Posted by Conservators Jun 27, 2011

Author: Jane
Date: 22nd June 2011
Temperature: -24°C
Wind Speed: 15 knots
Temp with wind chill: -45°C

 

It’s a tradition here at Scott Base to take a plunge into the ice cold water at Mid-Winter. As with everything else in Antarctica, it takes a huge amount of effort to set up. First, there is the hole. This can take days to dig and often needs to be cleared again the morning before the plunge as ice builds up overnight.


Despite this year’s sea ice break out at the start of Winter, the ice in front of the base was still 1.2m in depth. The snow had to be cleared from the top of the ice and then a chain saw was used to cut a hole big enough for a person to jump in.


The water tends to be warmer than the air temperature so being in the water is quite pleasant; well for about thirty seconds. It was approx -2°C in the water and the air was around -20°C.

Image 1.jpg
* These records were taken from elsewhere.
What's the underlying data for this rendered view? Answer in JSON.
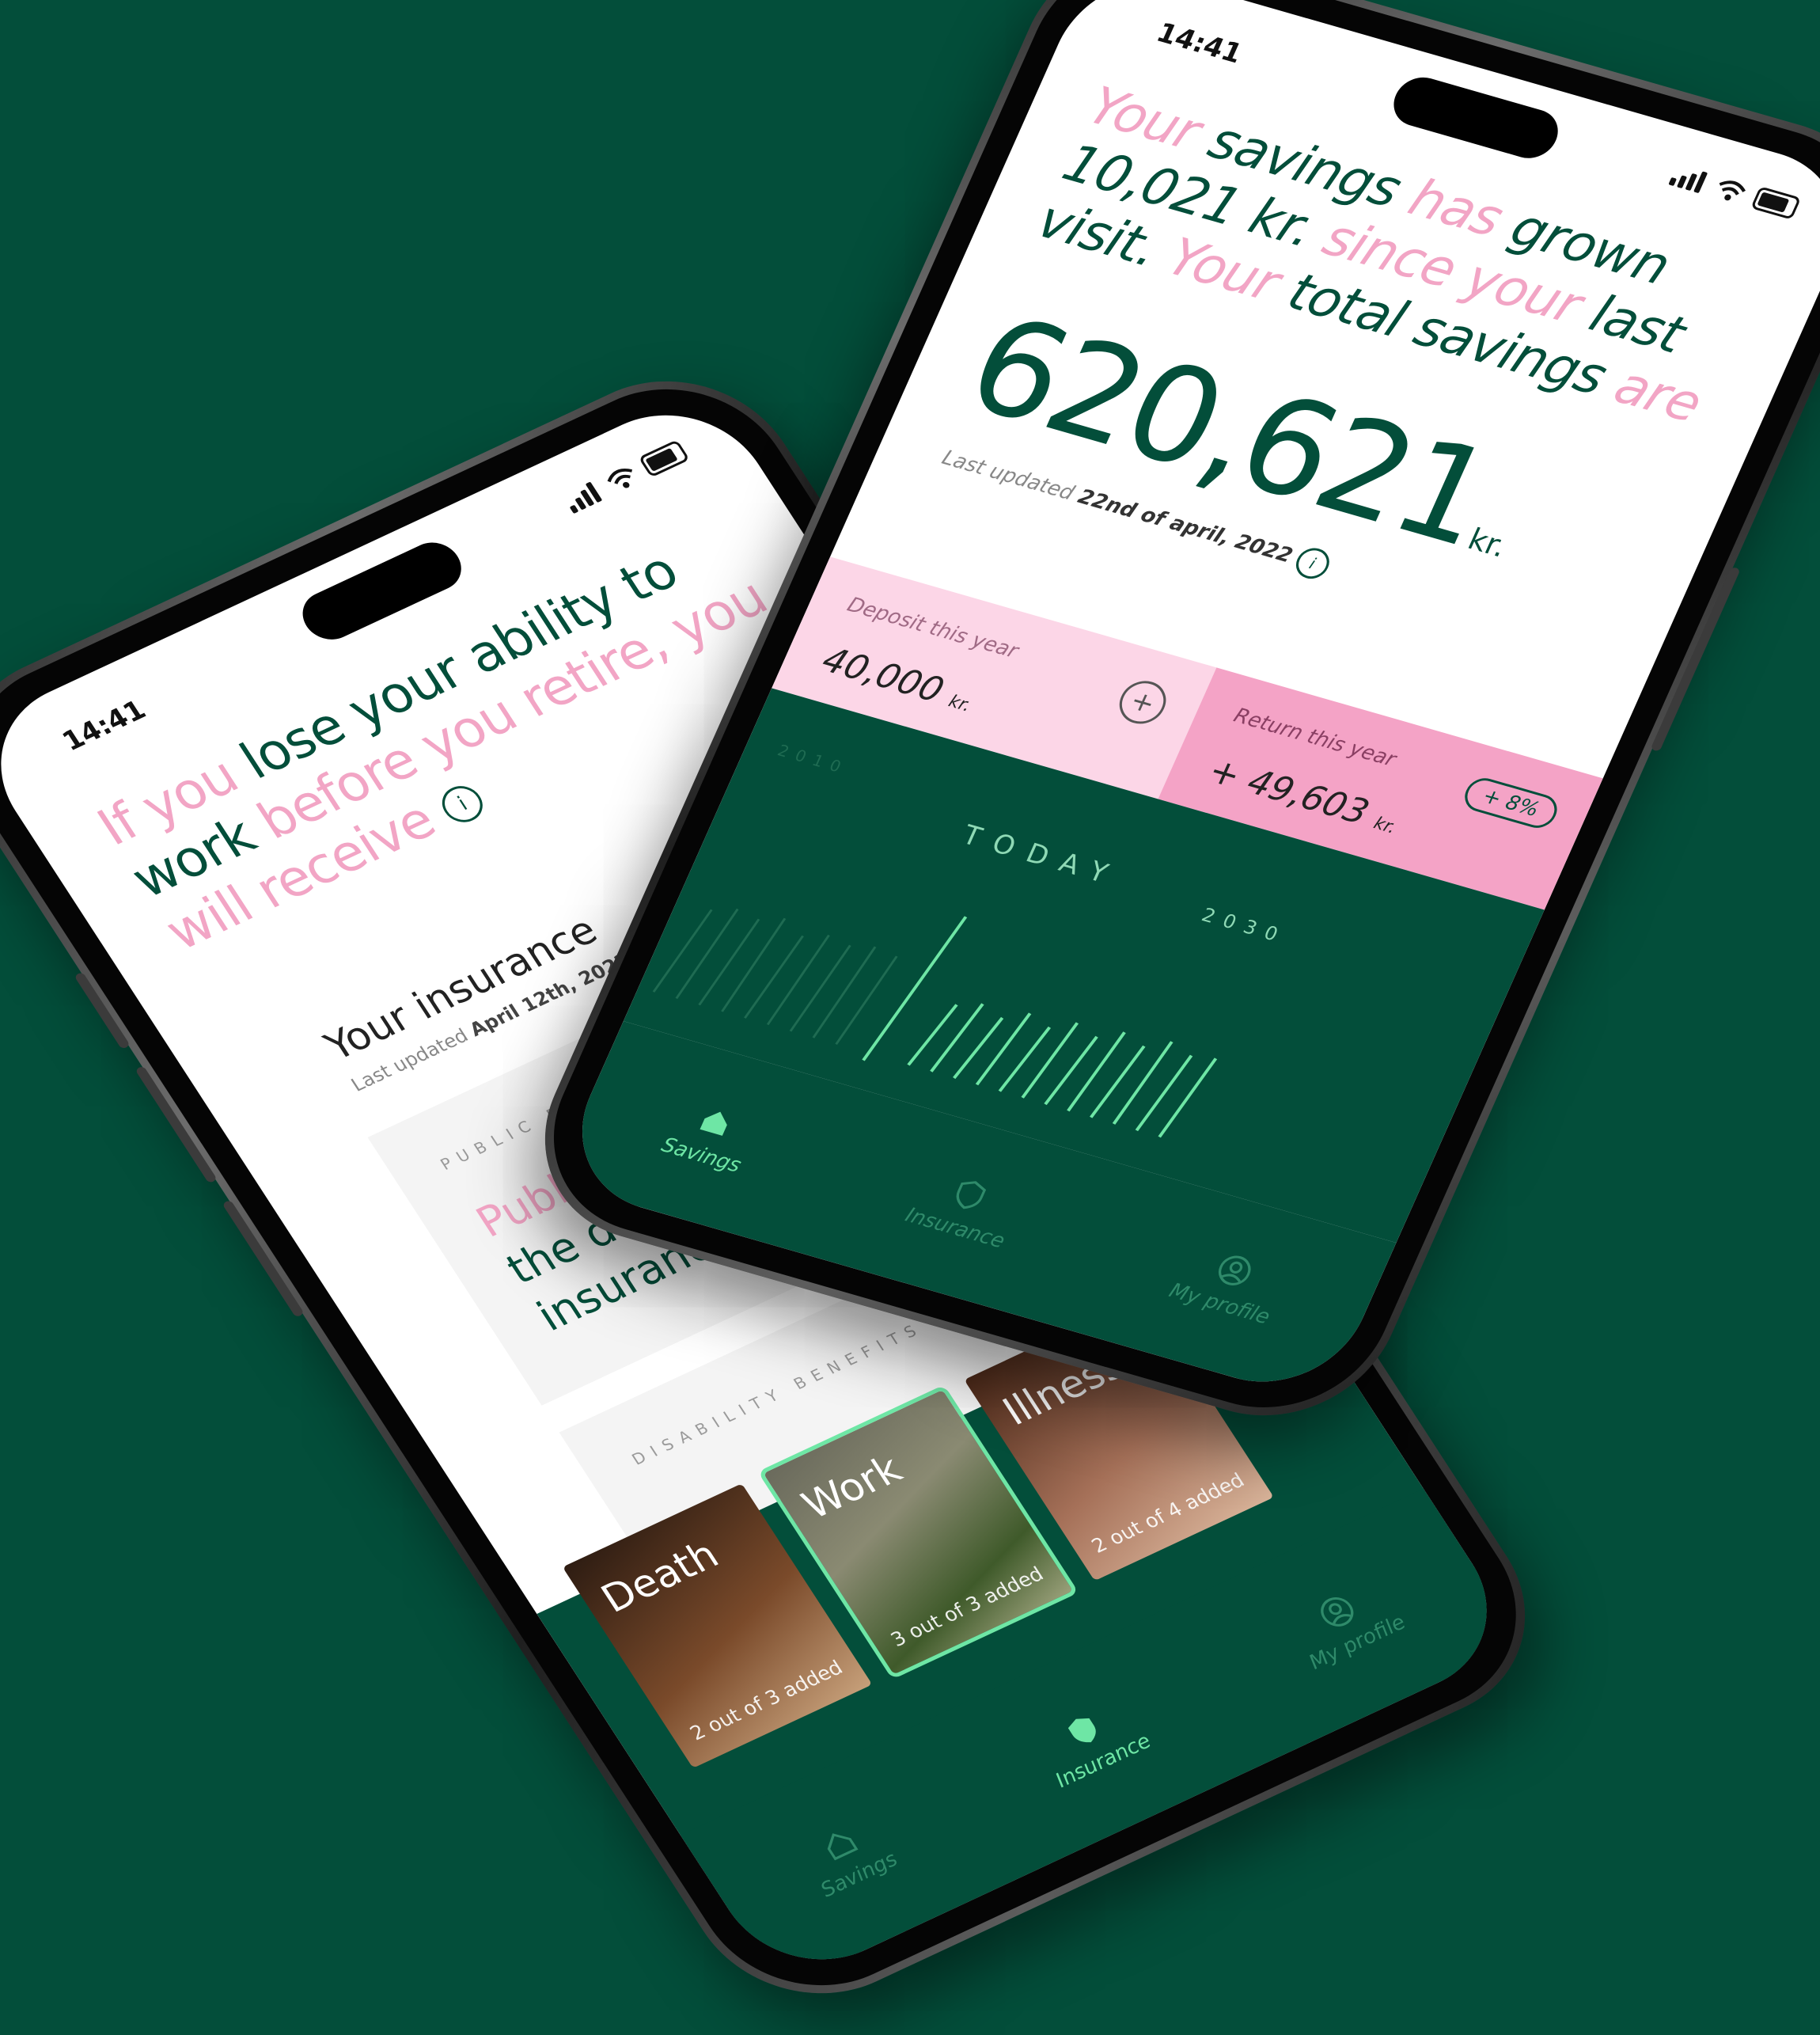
{
  "colors": {
    "background": "#034e3a",
    "pink": "#f2a5c5",
    "green": "#034e3a",
    "accent": "#6ee6a5"
  },
  "insurance_phone": {
    "time": "14:41",
    "headline": [
      {
        "text": "If you ",
        "tone": "pink"
      },
      {
        "text": "lose your ability to work ",
        "tone": "green"
      },
      {
        "text": "before you retire, you will receive",
        "tone": "pink"
      }
    ],
    "section_title": "Your insurance",
    "last_updated_label": "Last updated",
    "last_updated_value": "April 12th, 2022",
    "public_benefits_label": "PUBLIC BENEFITS",
    "public_benefits_text_pink": "Public benefits co",
    "public_benefits_text_green_1": "the difference b",
    "public_benefits_text_green_2": "insurance a",
    "disability_benefits_label": "DISABILITY BENEFITS",
    "cards": [
      {
        "title": "Death",
        "subtitle": "2 out of 3 added"
      },
      {
        "title": "Work",
        "subtitle": "3 out of 3 added"
      },
      {
        "title": "Illness",
        "subtitle": "2 out of 4 added"
      }
    ],
    "tabs": [
      {
        "label": "Savings",
        "icon": "home-icon",
        "active": false
      },
      {
        "label": "Insurance",
        "icon": "shield-icon",
        "active": true
      },
      {
        "label": "My profile",
        "icon": "profile-icon",
        "active": false
      }
    ]
  },
  "savings_phone": {
    "time": "14:41",
    "headline": [
      {
        "text": "Your ",
        "tone": "pink"
      },
      {
        "text": "savings ",
        "tone": "green"
      },
      {
        "text": "has ",
        "tone": "pink"
      },
      {
        "text": "grown 10,021 kr. ",
        "tone": "green"
      },
      {
        "text": "since your ",
        "tone": "pink"
      },
      {
        "text": "last visit. ",
        "tone": "green"
      },
      {
        "text": "Your ",
        "tone": "pink"
      },
      {
        "text": "total savings ",
        "tone": "green"
      },
      {
        "text": "are",
        "tone": "pink"
      }
    ],
    "total_value": "620,621",
    "total_unit": "kr.",
    "last_updated_label": "Last updated",
    "last_updated_value": "22nd of april, 2022",
    "deposit_label": "Deposit this year",
    "deposit_value": "40,000",
    "deposit_unit": "kr.",
    "return_label": "Return this year",
    "return_badge": "+ 8%",
    "return_value": "+ 49,603",
    "return_unit": "kr.",
    "timeline_start": "2010",
    "timeline_today": "TODAY",
    "timeline_end": "2030",
    "tabs": [
      {
        "label": "Savings",
        "icon": "home-icon",
        "active": true
      },
      {
        "label": "Insurance",
        "icon": "shield-icon",
        "active": false
      },
      {
        "label": "My profile",
        "icon": "profile-icon",
        "active": false
      }
    ]
  }
}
Russell climbing out of the polar plunge hole with Troy manning the safety harness.
Credit: Petal Cottle

 

The most difficult part is psyching yourself up to jump into a hole in the ice that is filled with slushy water followed by climbing up the ladder into the cold air as the water freezes on you. Once you get back into the heated wannigan (an insulated container), you then have to wait for the water in your shoes to defrost enough to be able to remove them.
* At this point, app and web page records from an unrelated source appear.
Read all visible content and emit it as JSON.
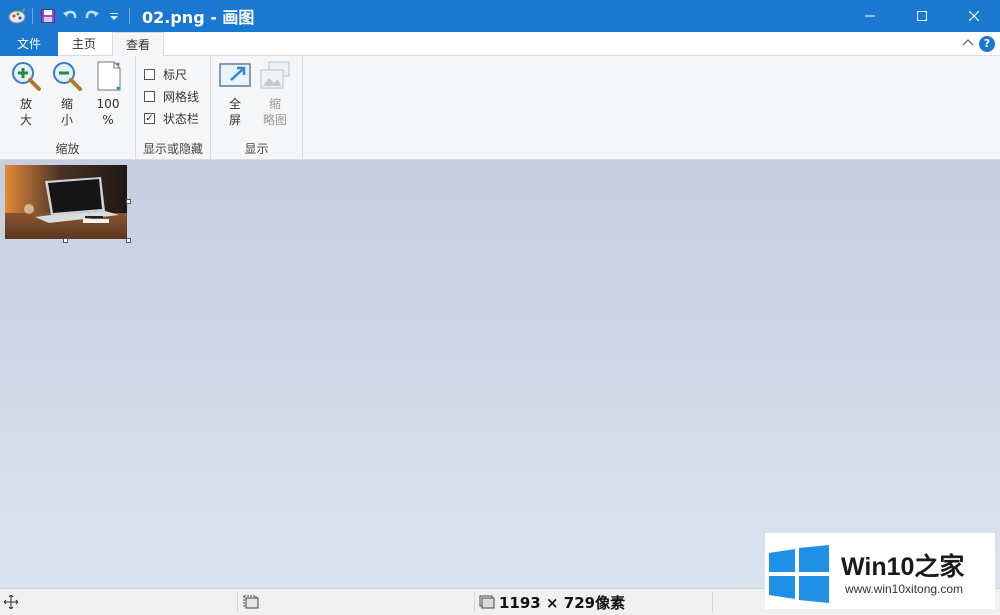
{
  "window": {
    "title": "02.png - 画图"
  },
  "tabs": {
    "file": "文件",
    "home": "主页",
    "view": "查看"
  },
  "help": {
    "label": "?"
  },
  "ribbon": {
    "zoom": {
      "group_label": "缩放",
      "zoom_in": [
        "放",
        "大"
      ],
      "zoom_out": [
        "缩",
        "小"
      ],
      "hundred": [
        "100",
        "%"
      ]
    },
    "show_hide": {
      "group_label": "显示或隐藏",
      "ruler": {
        "label": "标尺",
        "checked": false
      },
      "gridlines": {
        "label": "网格线",
        "checked": false
      },
      "statusbar": {
        "label": "状态栏",
        "checked": true,
        "mark": "✓"
      }
    },
    "display": {
      "group_label": "显示",
      "fullscreen": [
        "全",
        "屏"
      ],
      "thumbnail": [
        "缩",
        "略图"
      ]
    }
  },
  "status": {
    "image_size": "1193 × 729像素"
  },
  "watermark": {
    "title": "Win10之家",
    "url": "www.win10xitong.com"
  },
  "colors": {
    "accent": "#1a78d1",
    "ribbon_bg": "#f5f6f7",
    "canvas_top": "#c5cfdf",
    "canvas_bottom": "#dbe3ef"
  }
}
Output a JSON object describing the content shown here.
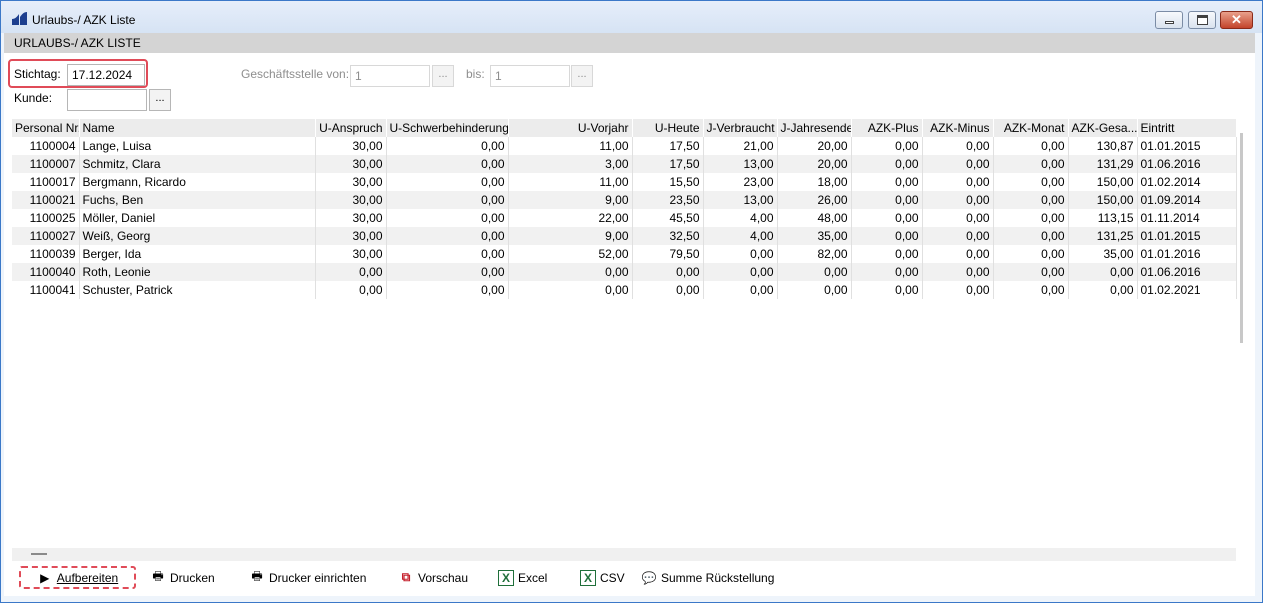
{
  "window": {
    "title": "Urlaubs-/ AZK Liste"
  },
  "subheader": {
    "title": "URLAUBS-/ AZK LISTE"
  },
  "filters": {
    "stichtag_label": "Stichtag:",
    "stichtag_value": "17.12.2024",
    "kunde_label": "Kunde:",
    "kunde_value": "",
    "geschaeftsstelle_label": "Geschäftsstelle von:",
    "geschaeftsstelle_von_value": "1",
    "bis_label": "bis:",
    "bis_value": "1",
    "ellipsis": "..."
  },
  "table": {
    "columns": [
      "Personal Nr.",
      "Name",
      "U-Anspruch",
      "U-Schwerbehinderung",
      "U-Vorjahr",
      "U-Heute",
      "J-Verbraucht",
      "J-Jahresende",
      "AZK-Plus",
      "AZK-Minus",
      "AZK-Monat",
      "AZK-Gesa...",
      "Eintritt"
    ],
    "rows": [
      [
        "1100004",
        "Lange, Luisa",
        "30,00",
        "0,00",
        "11,00",
        "17,50",
        "21,00",
        "20,00",
        "0,00",
        "0,00",
        "0,00",
        "130,87",
        "01.01.2015"
      ],
      [
        "1100007",
        "Schmitz, Clara",
        "30,00",
        "0,00",
        "3,00",
        "17,50",
        "13,00",
        "20,00",
        "0,00",
        "0,00",
        "0,00",
        "131,29",
        "01.06.2016"
      ],
      [
        "1100017",
        "Bergmann, Ricardo",
        "30,00",
        "0,00",
        "11,00",
        "15,50",
        "23,00",
        "18,00",
        "0,00",
        "0,00",
        "0,00",
        "150,00",
        "01.02.2014"
      ],
      [
        "1100021",
        "Fuchs, Ben",
        "30,00",
        "0,00",
        "9,00",
        "23,50",
        "13,00",
        "26,00",
        "0,00",
        "0,00",
        "0,00",
        "150,00",
        "01.09.2014"
      ],
      [
        "1100025",
        "Möller, Daniel",
        "30,00",
        "0,00",
        "22,00",
        "45,50",
        "4,00",
        "48,00",
        "0,00",
        "0,00",
        "0,00",
        "113,15",
        "01.11.2014"
      ],
      [
        "1100027",
        "Weiß, Georg",
        "30,00",
        "0,00",
        "9,00",
        "32,50",
        "4,00",
        "35,00",
        "0,00",
        "0,00",
        "0,00",
        "131,25",
        "01.01.2015"
      ],
      [
        "1100039",
        "Berger, Ida",
        "30,00",
        "0,00",
        "52,00",
        "79,50",
        "0,00",
        "82,00",
        "0,00",
        "0,00",
        "0,00",
        "35,00",
        "01.01.2016"
      ],
      [
        "1100040",
        "Roth, Leonie",
        "0,00",
        "0,00",
        "0,00",
        "0,00",
        "0,00",
        "0,00",
        "0,00",
        "0,00",
        "0,00",
        "0,00",
        "01.06.2016"
      ],
      [
        "1100041",
        "Schuster, Patrick",
        "0,00",
        "0,00",
        "0,00",
        "0,00",
        "0,00",
        "0,00",
        "0,00",
        "0,00",
        "0,00",
        "0,00",
        "01.02.2021"
      ]
    ]
  },
  "toolbar": {
    "aufbereiten": "Aufbereiten",
    "drucken": "Drucken",
    "drucker_einrichten": "Drucker einrichten",
    "vorschau": "Vorschau",
    "excel": "Excel",
    "csv": "CSV",
    "summe_rueckstellung": "Summe Rückstellung"
  },
  "colors": {
    "accent": "#e04b58",
    "title_bar": "#d6e3f4",
    "border": "#3b78c8"
  }
}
I suppose it doesn’t sound like the most enjoyable experience, but it is exhilarating and the closest thing we will get to a long soak in a bath down here.